Look below and pull out each line with the word "retweets".

──────── Dataset content ────────

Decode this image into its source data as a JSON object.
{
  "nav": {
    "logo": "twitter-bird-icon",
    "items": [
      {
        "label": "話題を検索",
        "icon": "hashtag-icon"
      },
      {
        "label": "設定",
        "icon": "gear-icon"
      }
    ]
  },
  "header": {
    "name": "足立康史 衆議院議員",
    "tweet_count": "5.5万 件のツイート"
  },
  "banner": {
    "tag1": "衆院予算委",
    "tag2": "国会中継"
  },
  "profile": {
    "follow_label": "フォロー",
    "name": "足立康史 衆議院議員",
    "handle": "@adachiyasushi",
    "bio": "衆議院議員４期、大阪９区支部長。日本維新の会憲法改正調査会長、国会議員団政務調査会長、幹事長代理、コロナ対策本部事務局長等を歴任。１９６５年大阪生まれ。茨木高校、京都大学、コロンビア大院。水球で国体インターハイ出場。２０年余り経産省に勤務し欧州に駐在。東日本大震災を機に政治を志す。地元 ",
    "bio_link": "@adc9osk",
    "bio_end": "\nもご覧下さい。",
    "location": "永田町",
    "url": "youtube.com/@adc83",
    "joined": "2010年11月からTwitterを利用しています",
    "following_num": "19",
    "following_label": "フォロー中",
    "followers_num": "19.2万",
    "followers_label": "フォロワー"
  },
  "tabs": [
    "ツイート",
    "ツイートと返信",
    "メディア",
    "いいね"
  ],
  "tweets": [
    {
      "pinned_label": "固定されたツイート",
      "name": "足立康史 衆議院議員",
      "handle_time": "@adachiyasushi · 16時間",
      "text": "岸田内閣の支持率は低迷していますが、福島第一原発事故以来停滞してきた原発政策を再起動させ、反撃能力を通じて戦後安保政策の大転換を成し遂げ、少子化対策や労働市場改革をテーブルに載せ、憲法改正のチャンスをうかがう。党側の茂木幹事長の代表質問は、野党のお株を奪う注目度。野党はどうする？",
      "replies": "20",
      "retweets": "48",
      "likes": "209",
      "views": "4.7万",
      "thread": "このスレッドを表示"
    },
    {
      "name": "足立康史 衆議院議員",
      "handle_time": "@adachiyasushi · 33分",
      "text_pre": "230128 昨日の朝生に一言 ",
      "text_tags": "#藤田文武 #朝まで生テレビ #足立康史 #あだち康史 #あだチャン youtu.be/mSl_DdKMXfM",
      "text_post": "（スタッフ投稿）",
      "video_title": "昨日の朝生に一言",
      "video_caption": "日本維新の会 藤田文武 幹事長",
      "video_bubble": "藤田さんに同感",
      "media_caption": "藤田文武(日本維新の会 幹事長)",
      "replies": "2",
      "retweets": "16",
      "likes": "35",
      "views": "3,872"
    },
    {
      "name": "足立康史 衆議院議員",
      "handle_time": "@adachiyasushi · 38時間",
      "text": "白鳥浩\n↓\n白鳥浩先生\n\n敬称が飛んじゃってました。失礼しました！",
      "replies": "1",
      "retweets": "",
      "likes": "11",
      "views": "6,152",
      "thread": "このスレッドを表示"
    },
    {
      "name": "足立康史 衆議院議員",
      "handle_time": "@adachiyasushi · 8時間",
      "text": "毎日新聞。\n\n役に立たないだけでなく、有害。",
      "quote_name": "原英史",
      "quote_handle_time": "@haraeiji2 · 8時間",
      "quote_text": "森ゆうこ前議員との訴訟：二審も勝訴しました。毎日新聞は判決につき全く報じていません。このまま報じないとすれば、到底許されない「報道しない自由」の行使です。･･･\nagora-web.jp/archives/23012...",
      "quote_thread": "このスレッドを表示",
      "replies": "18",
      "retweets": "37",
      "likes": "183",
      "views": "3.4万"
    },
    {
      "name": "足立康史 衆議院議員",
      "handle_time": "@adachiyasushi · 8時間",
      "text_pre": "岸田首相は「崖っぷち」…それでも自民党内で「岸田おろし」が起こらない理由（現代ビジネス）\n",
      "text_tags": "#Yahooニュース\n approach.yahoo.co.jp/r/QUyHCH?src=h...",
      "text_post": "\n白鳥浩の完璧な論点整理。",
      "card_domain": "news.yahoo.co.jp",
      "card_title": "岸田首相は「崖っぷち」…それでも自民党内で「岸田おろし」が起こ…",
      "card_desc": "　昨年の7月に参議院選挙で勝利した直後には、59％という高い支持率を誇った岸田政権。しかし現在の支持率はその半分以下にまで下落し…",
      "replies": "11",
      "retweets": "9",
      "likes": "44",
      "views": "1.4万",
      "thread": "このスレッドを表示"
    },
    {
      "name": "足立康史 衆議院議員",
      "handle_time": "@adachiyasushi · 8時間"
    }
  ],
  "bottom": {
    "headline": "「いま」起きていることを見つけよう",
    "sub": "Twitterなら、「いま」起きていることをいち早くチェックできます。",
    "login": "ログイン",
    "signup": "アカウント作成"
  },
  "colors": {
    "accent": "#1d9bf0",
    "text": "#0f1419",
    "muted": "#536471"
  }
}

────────

_Exercise response_
      "retweets": "48",
      "retweets": "16",
      "retweets": "",
      "retweets": "37",
      "retweets": "9",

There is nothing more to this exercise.